Start of EXTRACTED INFORMATION

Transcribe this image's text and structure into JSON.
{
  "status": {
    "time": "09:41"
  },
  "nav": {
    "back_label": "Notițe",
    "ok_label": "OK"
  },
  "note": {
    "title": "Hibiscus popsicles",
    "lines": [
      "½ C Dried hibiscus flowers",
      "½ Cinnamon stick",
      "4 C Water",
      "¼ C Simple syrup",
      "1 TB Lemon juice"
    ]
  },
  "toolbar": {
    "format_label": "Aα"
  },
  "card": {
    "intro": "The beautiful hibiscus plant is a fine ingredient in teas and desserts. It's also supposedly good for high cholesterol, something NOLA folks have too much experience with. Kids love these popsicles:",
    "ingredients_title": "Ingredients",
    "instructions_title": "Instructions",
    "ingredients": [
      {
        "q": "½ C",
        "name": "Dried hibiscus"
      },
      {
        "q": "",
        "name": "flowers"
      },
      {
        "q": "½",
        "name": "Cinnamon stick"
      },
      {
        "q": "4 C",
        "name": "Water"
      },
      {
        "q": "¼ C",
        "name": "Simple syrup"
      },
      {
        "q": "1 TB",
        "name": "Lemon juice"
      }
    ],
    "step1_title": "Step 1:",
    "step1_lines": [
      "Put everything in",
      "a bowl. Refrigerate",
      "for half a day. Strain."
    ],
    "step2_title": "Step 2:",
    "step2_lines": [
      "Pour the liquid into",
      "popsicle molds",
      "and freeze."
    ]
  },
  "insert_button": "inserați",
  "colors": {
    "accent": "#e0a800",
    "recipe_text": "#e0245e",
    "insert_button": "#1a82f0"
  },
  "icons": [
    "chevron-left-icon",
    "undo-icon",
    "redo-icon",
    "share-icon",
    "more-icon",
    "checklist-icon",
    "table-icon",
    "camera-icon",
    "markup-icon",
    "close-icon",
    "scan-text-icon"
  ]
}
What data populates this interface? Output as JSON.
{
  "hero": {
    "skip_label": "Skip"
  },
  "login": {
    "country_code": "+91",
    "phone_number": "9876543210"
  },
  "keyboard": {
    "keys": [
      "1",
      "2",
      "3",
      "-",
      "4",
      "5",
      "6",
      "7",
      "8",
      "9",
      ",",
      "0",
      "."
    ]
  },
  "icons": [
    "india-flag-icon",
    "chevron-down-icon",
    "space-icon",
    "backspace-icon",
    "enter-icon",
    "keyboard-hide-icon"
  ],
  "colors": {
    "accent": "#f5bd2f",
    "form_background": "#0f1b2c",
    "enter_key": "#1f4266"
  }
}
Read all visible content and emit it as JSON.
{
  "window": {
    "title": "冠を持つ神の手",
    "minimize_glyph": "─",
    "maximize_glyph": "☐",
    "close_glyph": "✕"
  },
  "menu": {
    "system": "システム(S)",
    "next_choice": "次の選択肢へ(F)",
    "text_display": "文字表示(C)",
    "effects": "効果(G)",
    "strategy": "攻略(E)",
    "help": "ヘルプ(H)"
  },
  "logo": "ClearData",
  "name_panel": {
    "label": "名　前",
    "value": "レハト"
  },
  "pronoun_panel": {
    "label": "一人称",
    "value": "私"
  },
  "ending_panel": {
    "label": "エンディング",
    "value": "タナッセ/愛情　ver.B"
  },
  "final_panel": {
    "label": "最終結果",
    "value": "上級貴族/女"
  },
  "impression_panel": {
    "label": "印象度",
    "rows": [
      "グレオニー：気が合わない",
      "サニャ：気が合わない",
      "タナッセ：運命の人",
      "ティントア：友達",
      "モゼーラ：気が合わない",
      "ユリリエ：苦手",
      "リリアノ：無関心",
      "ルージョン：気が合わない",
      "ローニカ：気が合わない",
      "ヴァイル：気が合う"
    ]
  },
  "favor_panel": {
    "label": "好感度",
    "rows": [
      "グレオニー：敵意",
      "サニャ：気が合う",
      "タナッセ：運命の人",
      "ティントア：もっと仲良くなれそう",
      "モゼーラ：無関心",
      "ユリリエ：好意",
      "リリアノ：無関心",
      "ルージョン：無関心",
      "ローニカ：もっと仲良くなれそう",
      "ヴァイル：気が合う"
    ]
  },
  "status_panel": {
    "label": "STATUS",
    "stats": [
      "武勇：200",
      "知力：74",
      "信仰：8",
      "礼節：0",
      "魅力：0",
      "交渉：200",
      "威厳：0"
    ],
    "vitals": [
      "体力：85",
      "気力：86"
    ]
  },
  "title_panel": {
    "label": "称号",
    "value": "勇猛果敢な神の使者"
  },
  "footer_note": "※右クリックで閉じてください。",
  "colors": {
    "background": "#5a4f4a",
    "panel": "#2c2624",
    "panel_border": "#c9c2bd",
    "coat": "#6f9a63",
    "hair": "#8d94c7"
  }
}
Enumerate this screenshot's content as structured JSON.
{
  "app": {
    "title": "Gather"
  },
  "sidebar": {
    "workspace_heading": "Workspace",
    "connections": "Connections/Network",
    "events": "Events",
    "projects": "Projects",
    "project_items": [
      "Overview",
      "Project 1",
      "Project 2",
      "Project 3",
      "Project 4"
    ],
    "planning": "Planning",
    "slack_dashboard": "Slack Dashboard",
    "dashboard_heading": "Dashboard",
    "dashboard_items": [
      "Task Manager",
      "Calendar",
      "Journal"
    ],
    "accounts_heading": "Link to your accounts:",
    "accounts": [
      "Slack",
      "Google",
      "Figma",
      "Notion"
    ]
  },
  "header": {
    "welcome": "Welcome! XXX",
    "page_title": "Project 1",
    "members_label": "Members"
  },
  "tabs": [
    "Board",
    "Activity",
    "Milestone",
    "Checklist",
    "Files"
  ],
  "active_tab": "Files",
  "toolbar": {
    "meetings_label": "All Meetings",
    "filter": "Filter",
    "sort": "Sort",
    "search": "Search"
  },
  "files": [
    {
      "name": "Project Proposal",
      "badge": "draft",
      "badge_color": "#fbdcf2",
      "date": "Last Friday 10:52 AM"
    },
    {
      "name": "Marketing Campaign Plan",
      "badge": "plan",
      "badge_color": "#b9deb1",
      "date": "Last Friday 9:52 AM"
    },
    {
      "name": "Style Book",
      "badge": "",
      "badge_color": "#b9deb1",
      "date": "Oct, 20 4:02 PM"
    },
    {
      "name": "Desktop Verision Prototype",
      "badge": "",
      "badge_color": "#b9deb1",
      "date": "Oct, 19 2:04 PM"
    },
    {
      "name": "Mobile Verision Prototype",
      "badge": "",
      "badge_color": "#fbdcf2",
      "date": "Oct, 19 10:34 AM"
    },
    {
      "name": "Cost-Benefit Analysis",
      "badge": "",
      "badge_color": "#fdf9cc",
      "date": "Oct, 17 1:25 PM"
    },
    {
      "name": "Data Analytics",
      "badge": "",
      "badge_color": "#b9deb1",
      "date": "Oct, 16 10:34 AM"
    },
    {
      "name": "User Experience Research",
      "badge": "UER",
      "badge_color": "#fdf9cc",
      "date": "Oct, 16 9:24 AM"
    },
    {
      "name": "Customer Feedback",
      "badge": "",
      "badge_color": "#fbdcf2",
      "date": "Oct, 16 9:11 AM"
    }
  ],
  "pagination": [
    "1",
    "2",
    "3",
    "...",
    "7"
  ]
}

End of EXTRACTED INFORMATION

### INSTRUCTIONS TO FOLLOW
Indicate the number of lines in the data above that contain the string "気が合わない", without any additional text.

### TASK RESPONSE
5